Today, my mother’s favorite “I Heard the Bells on Christmas Day” by Kate Smith is my topic. I knew the song was based on a poem by Henry Wadsworth Longfellow what I didn’t know was that the poem was written during the Civil War. The popular song was based on five stanzas of the poem, not the original seven with two that refer specifically to The Civil War.
What a coincidence that both songs were penned during wars. War is war whether it happened in the 1860’s on our own soil or today in a land faraway that makes it surreal rather than the harsh reality it is. War is violent, and lately, we have experienced an act of unspeakable horror in a town in Connecticut that turned violence on 10 small children and six of their teachers who will never sit down to Christmas dinner again with their loved ones.
Today, the SEVEN stanzas of this poem seem appropriate. Against the harsh reality of war, we again hear God’s promise of “Peace on Earth Good will To Men” Here is the original poem with all seven stanzas.
Henry Wadsworth Longfellow
I heard the bells on Christmas Day
Their old familiar carols play,
And wild and sweet
The words repeat
Of peace on earth, good-will to men!
And thought how, as the day had come,
The belfries of all Christendom
Had rolled along
The unbroken song
Of peace on earth, good-will to men!
Till, ringing, singing on its way,
The world revolved from night to day,
A voice, a chime
A chant sublime
Of peace on earth, good-will to men!
Then from each black accursed mouth
The cannon thundered in the South,
And with the sound
The carols drowned
Of peace on earth, good-will to men!
It was as if an earthquake rent
The hearth-stones of a continent,
And made forlorn
The households born
Of peace on earth, good-will to men!
And in despair I bowed my head;
"There is no peace on earth," I said;
"For hate is strong,
And mocks the song
Of peace on earth, good-will to men!"
Then pealed the bells more loud and deep:
"God is not dead; nor doth he sleep!
The Wrong shall fail,
The Right prevail,
With peace on earth, good-will to men!"
My Christmas wish to all of you:
the faith to know that some day this will be.
Today, my mind keeps wandering to Christmas Eves of my childhood when we gathered at Grandma and Grandpa Shearer’s for dinner, a gift exchange, and best of all, the Christmas Eve Candlelight service at Saint John’s Lutheran Church in McZena Ohio or as my cousin Jack earlier today reminded me “Dogtown USA”.
With full stomachs, wearing new gloves and scarves, clutching toys or whatever we were given during the gift exchange we set off on foot to walk up the hill to the church.

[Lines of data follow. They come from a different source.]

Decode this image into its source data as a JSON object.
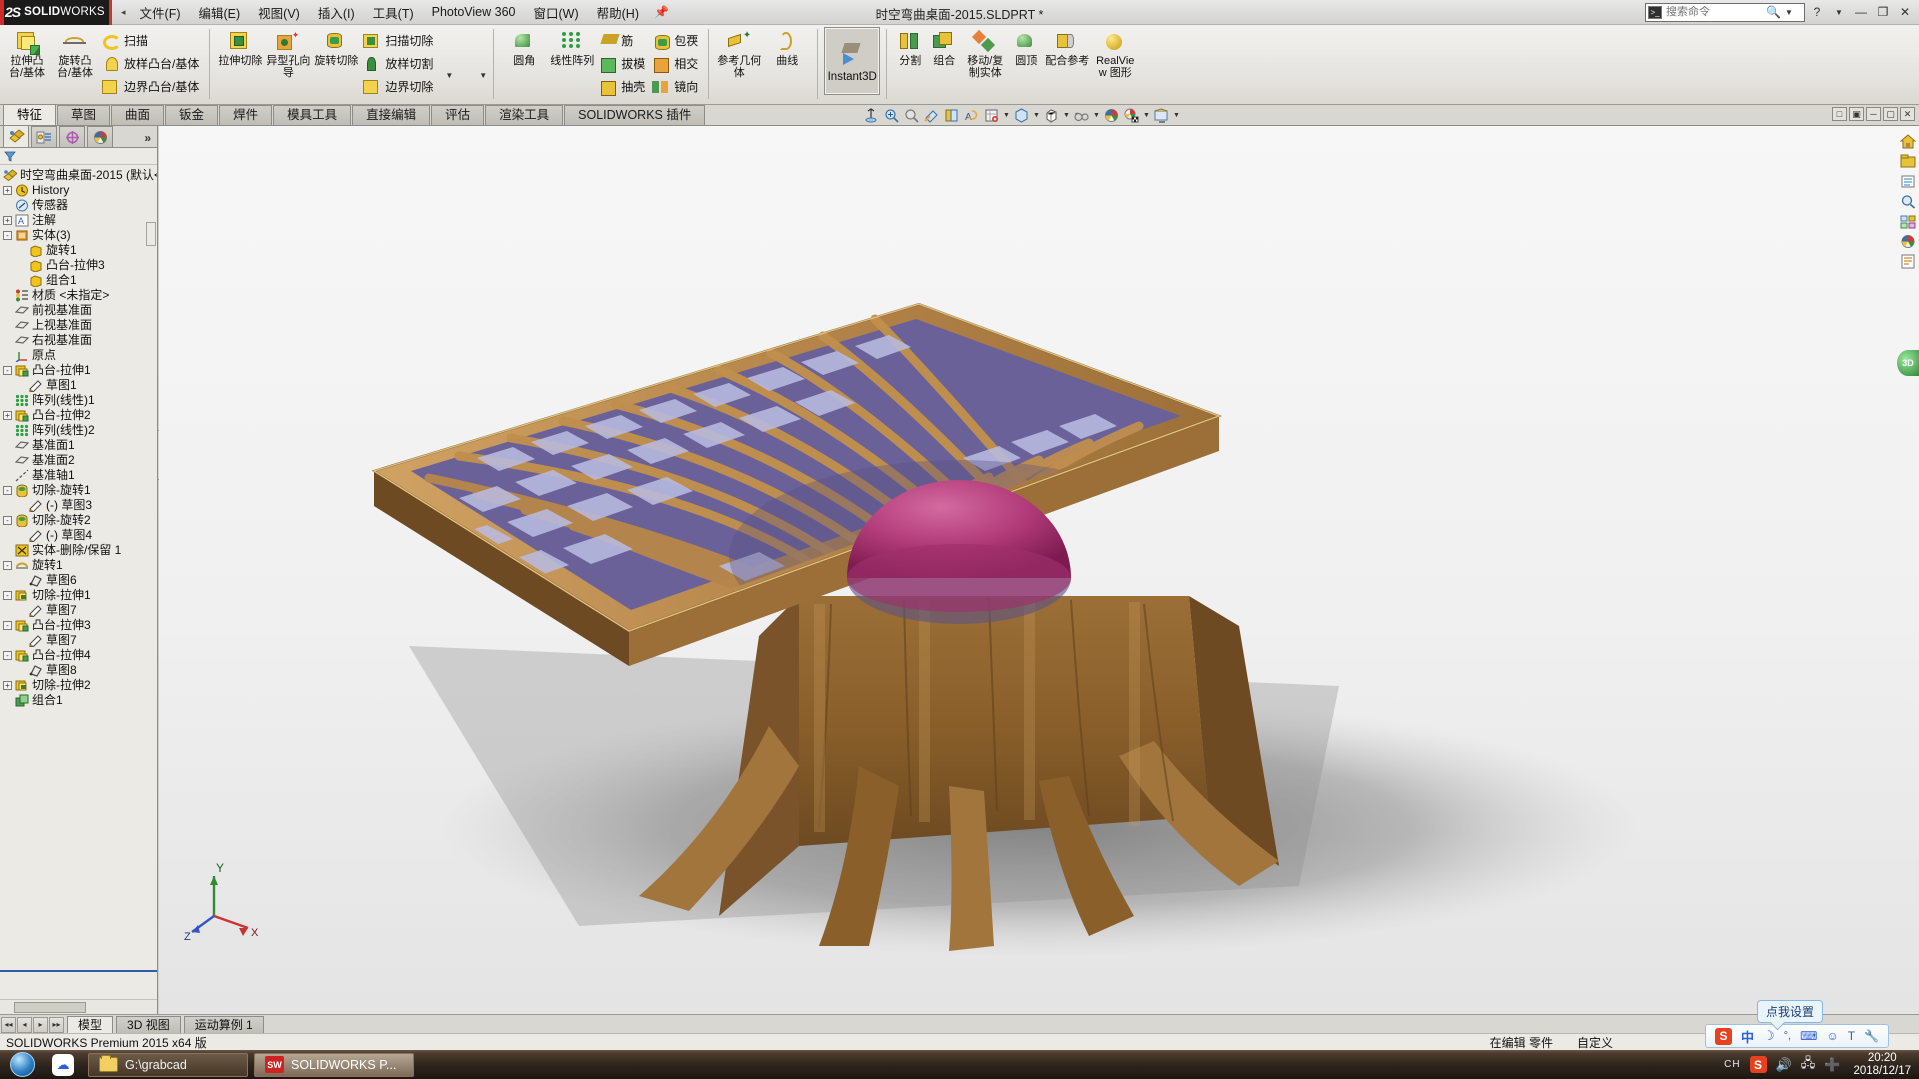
{
  "app": {
    "brand_ds": "2S",
    "brand_name": "SOLIDWORKS",
    "title": "时空弯曲桌面-2015.SLDPRT *"
  },
  "menubar": {
    "items": [
      {
        "label": "文件(F)"
      },
      {
        "label": "编辑(E)"
      },
      {
        "label": "视图(V)"
      },
      {
        "label": "插入(I)"
      },
      {
        "label": "工具(T)"
      },
      {
        "label": "PhotoView 360"
      },
      {
        "label": "窗口(W)"
      },
      {
        "label": "帮助(H)"
      }
    ]
  },
  "search": {
    "placeholder": "搜索命令",
    "value": ""
  },
  "window_controls": {
    "help": "?",
    "minimize": "—",
    "restore": "❐",
    "close": "✕"
  },
  "ribbon": {
    "groups": [
      {
        "name": "boss-group",
        "big": [
          {
            "label": "拉伸凸台/基体",
            "icon": "extruded-boss-icon"
          },
          {
            "label": "旋转凸台/基体",
            "icon": "revolved-boss-icon"
          }
        ],
        "small": [
          {
            "label": "扫描",
            "icon": "swept-boss-icon"
          },
          {
            "label": "放样凸台/基体",
            "icon": "lofted-boss-icon"
          },
          {
            "label": "边界凸台/基体",
            "icon": "boundary-boss-icon"
          }
        ]
      },
      {
        "name": "cut-group",
        "big": [
          {
            "label": "拉伸切除",
            "icon": "extruded-cut-icon"
          },
          {
            "label": "异型孔向导",
            "icon": "hole-wizard-icon"
          },
          {
            "label": "旋转切除",
            "icon": "revolved-cut-icon"
          }
        ],
        "small": [
          {
            "label": "扫描切除",
            "icon": "swept-cut-icon"
          },
          {
            "label": "放样切割",
            "icon": "lofted-cut-icon"
          },
          {
            "label": "边界切除",
            "icon": "boundary-cut-icon"
          }
        ]
      },
      {
        "name": "feature-group",
        "big": [
          {
            "label": "圆角",
            "icon": "fillet-icon"
          },
          {
            "label": "线性阵列",
            "icon": "linear-pattern-icon"
          }
        ],
        "small": [
          {
            "label": "筋",
            "icon": "rib-icon"
          },
          {
            "label": "拔模",
            "icon": "draft-icon"
          },
          {
            "label": "抽壳",
            "icon": "shell-icon"
          }
        ],
        "small2": [
          {
            "label": "包覄",
            "icon": "wrap-icon"
          },
          {
            "label": "相交",
            "icon": "intersect-icon"
          },
          {
            "label": "镜向",
            "icon": "mirror-icon"
          }
        ]
      },
      {
        "name": "reference-group",
        "big": [
          {
            "label": "参考几何体",
            "icon": "reference-geometry-icon"
          },
          {
            "label": "曲线",
            "icon": "curves-icon"
          }
        ]
      },
      {
        "name": "instant3d-group",
        "big": [
          {
            "label": "Instant3D",
            "icon": "instant3d-icon",
            "active": true
          }
        ]
      },
      {
        "name": "body-group",
        "big": [
          {
            "label": "分割",
            "icon": "split-icon"
          },
          {
            "label": "组合",
            "icon": "combine-icon"
          },
          {
            "label": "移动/复制实体",
            "icon": "move-copy-body-icon"
          },
          {
            "label": "圆顶",
            "icon": "dome-icon"
          },
          {
            "label": "配合参考",
            "icon": "mate-reference-icon"
          },
          {
            "label": "RealView 图形",
            "icon": "realview-icon"
          }
        ]
      }
    ]
  },
  "command_tabs": {
    "items": [
      {
        "label": "特征",
        "active": true
      },
      {
        "label": "草图",
        "active": false
      },
      {
        "label": "曲面",
        "active": false
      },
      {
        "label": "钣金",
        "active": false
      },
      {
        "label": "焊件",
        "active": false
      },
      {
        "label": "模具工具",
        "active": false
      },
      {
        "label": "直接编辑",
        "active": false
      },
      {
        "label": "评估",
        "active": false
      },
      {
        "label": "渲染工具",
        "active": false
      },
      {
        "label": "SOLIDWORKS 插件",
        "active": false
      }
    ]
  },
  "view_toolbar": {
    "items": [
      {
        "icon": "zoom-to-fit-icon",
        "dropdown": false
      },
      {
        "icon": "zoom-to-area-icon",
        "dropdown": false
      },
      {
        "icon": "previous-view-icon",
        "dropdown": false
      },
      {
        "icon": "section-view-icon",
        "dropdown": false
      },
      {
        "icon": "view-orientation-icon",
        "dropdown": false
      },
      {
        "icon": "annotation-view-icon",
        "dropdown": false
      },
      {
        "icon": "display-style-icon",
        "dropdown": true
      },
      {
        "icon": "hide-show-items-icon",
        "dropdown": true
      },
      {
        "icon": "edit-appearance-icon",
        "dropdown": true
      },
      {
        "icon": "apply-scene-icon",
        "dropdown": true
      },
      {
        "icon": "view-settings-icon",
        "dropdown": true
      },
      {
        "icon": "viewport-icon",
        "dropdown": true
      }
    ]
  },
  "feature_manager": {
    "tabs": [
      {
        "icon": "feature-tree-icon",
        "active": true
      },
      {
        "icon": "property-manager-icon",
        "active": false
      },
      {
        "icon": "configuration-manager-icon",
        "active": false
      },
      {
        "icon": "display-manager-icon",
        "active": false
      }
    ],
    "more": "»",
    "filter_placeholder": "",
    "root": "时空弯曲桌面-2015  (默认<<",
    "nodes": [
      {
        "label": "History",
        "indent": 1,
        "expand": "+",
        "icon": "history-icon"
      },
      {
        "label": "传感器",
        "indent": 1,
        "expand": "",
        "icon": "sensors-icon"
      },
      {
        "label": "注解",
        "indent": 1,
        "expand": "+",
        "icon": "annotations-icon"
      },
      {
        "label": "实体(3)",
        "indent": 1,
        "expand": "-",
        "icon": "solid-bodies-icon"
      },
      {
        "label": "旋转1",
        "indent": 2,
        "expand": "",
        "icon": "body-icon"
      },
      {
        "label": "凸台-拉伸3",
        "indent": 2,
        "expand": "",
        "icon": "body-icon"
      },
      {
        "label": "组合1",
        "indent": 2,
        "expand": "",
        "icon": "body-icon"
      },
      {
        "label": "材质 <未指定>",
        "indent": 1,
        "expand": "",
        "icon": "material-icon"
      },
      {
        "label": "前视基准面",
        "indent": 1,
        "expand": "",
        "icon": "plane-icon"
      },
      {
        "label": "上视基准面",
        "indent": 1,
        "expand": "",
        "icon": "plane-icon"
      },
      {
        "label": "右视基准面",
        "indent": 1,
        "expand": "",
        "icon": "plane-icon"
      },
      {
        "label": "原点",
        "indent": 1,
        "expand": "",
        "icon": "origin-icon"
      },
      {
        "label": "凸台-拉伸1",
        "indent": 1,
        "expand": "-",
        "icon": "extrude-icon"
      },
      {
        "label": "草图1",
        "indent": 2,
        "expand": "",
        "icon": "sketch-icon"
      },
      {
        "label": "阵列(线性)1",
        "indent": 1,
        "expand": "",
        "icon": "pattern-icon"
      },
      {
        "label": "凸台-拉伸2",
        "indent": 1,
        "expand": "+",
        "icon": "extrude-icon"
      },
      {
        "label": "阵列(线性)2",
        "indent": 1,
        "expand": "",
        "icon": "pattern-icon"
      },
      {
        "label": "基准面1",
        "indent": 1,
        "expand": "",
        "icon": "plane-icon"
      },
      {
        "label": "基准面2",
        "indent": 1,
        "expand": "",
        "icon": "plane-icon"
      },
      {
        "label": "基准轴1",
        "indent": 1,
        "expand": "",
        "icon": "axis-icon"
      },
      {
        "label": "切除-旋转1",
        "indent": 1,
        "expand": "-",
        "icon": "revolve-cut-icon"
      },
      {
        "label": "(-) 草图3",
        "indent": 2,
        "expand": "",
        "icon": "sketch-icon"
      },
      {
        "label": "切除-旋转2",
        "indent": 1,
        "expand": "-",
        "icon": "revolve-cut-icon"
      },
      {
        "label": "(-) 草图4",
        "indent": 2,
        "expand": "",
        "icon": "sketch-icon"
      },
      {
        "label": "实体-删除/保留 1",
        "indent": 1,
        "expand": "",
        "icon": "delete-body-icon"
      },
      {
        "label": "旋转1",
        "indent": 1,
        "expand": "-",
        "icon": "revolve-icon"
      },
      {
        "label": "草图6",
        "indent": 2,
        "expand": "",
        "icon": "sketch3d-icon"
      },
      {
        "label": "切除-拉伸1",
        "indent": 1,
        "expand": "-",
        "icon": "cut-extrude-icon"
      },
      {
        "label": "草图7",
        "indent": 2,
        "expand": "",
        "icon": "sketch-icon"
      },
      {
        "label": "凸台-拉伸3",
        "indent": 1,
        "expand": "-",
        "icon": "extrude-icon"
      },
      {
        "label": "草图7",
        "indent": 2,
        "expand": "",
        "icon": "sketch-icon"
      },
      {
        "label": "凸台-拉伸4",
        "indent": 1,
        "expand": "-",
        "icon": "extrude-icon"
      },
      {
        "label": "草图8",
        "indent": 2,
        "expand": "",
        "icon": "sketch3d-icon"
      },
      {
        "label": "切除-拉伸2",
        "indent": 1,
        "expand": "+",
        "icon": "cut-extrude-icon"
      },
      {
        "label": "组合1",
        "indent": 1,
        "expand": "",
        "icon": "combine-tree-icon"
      }
    ]
  },
  "right_sidebar": {
    "items": [
      {
        "icon": "home-icon"
      },
      {
        "icon": "design-library-icon"
      },
      {
        "icon": "file-explorer-icon"
      },
      {
        "icon": "search-library-icon"
      },
      {
        "icon": "view-palette-icon"
      },
      {
        "icon": "appearances-icon"
      },
      {
        "icon": "custom-properties-icon"
      }
    ],
    "tag_label": "3D"
  },
  "document_tabs": {
    "items": [
      {
        "label": "模型",
        "active": true
      },
      {
        "label": "3D 视图",
        "active": false
      },
      {
        "label": "运动算例 1",
        "active": false
      }
    ]
  },
  "statusbar": {
    "left": "SOLIDWORKS Premium 2015 x64 版",
    "editing": "在编辑 零件",
    "custom": "自定义"
  },
  "ime": {
    "tooltip": "点我设置",
    "items": [
      "S",
      "中",
      "☽",
      "°,",
      "⌨",
      "☺",
      "T",
      "🔧"
    ]
  },
  "taskbar": {
    "items": [
      {
        "label": "G:\\grabcad",
        "icon": "folder-icon",
        "active": false
      },
      {
        "label": "SOLIDWORKS P...",
        "icon": "solidworks-icon",
        "active": true
      }
    ],
    "tray": {
      "lang": "CH",
      "ime": "S",
      "volume": "🔊",
      "network": "🖧",
      "update": "➕",
      "time": "20:20",
      "date": "2018/12/17"
    }
  },
  "model": {
    "name": "时空弯曲桌面",
    "axis_labels": {
      "x": "X",
      "y": "Y",
      "z": "Z"
    },
    "colors": {
      "wood": "#8a5f2a",
      "wood_light": "#b5854a",
      "grid_purple": "#6b6299",
      "grid_lavender": "#b9bbe0",
      "sphere": "#a6286a",
      "shadow": "#8c8c8c"
    }
  }
}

When we arrived, many of the adults with us joined the choir at the front of the church. I remember the quiet, the smell of pine, and the beautiful candles in the windows.
When the service was ended, the little ones were carried on shoulders while those of us big enough to walk began the long, silent trek home through the starlit night. Sometimes, moonlight glistened on the Christmas snow, but most times it was just cold. Suddenly, the silence would be broken when someone broke into song. We sang for warmth and to remember the beautiful Story of the Nativity comfortable in the promise of “Peace on Earth, Goodwill To Men”.
Many years have passed since those Christmas Eves of long ago, but tonight, Tim and I will venture out into the snow to attend Christmas Eve Mass at the Cathedral of Saint John the Evangelist. I believe for me this tradition began long ago when my Grandma Shearer made it an essential part of every family Christmas celebration. I am so thankful for her example of what is important during the Christmas season.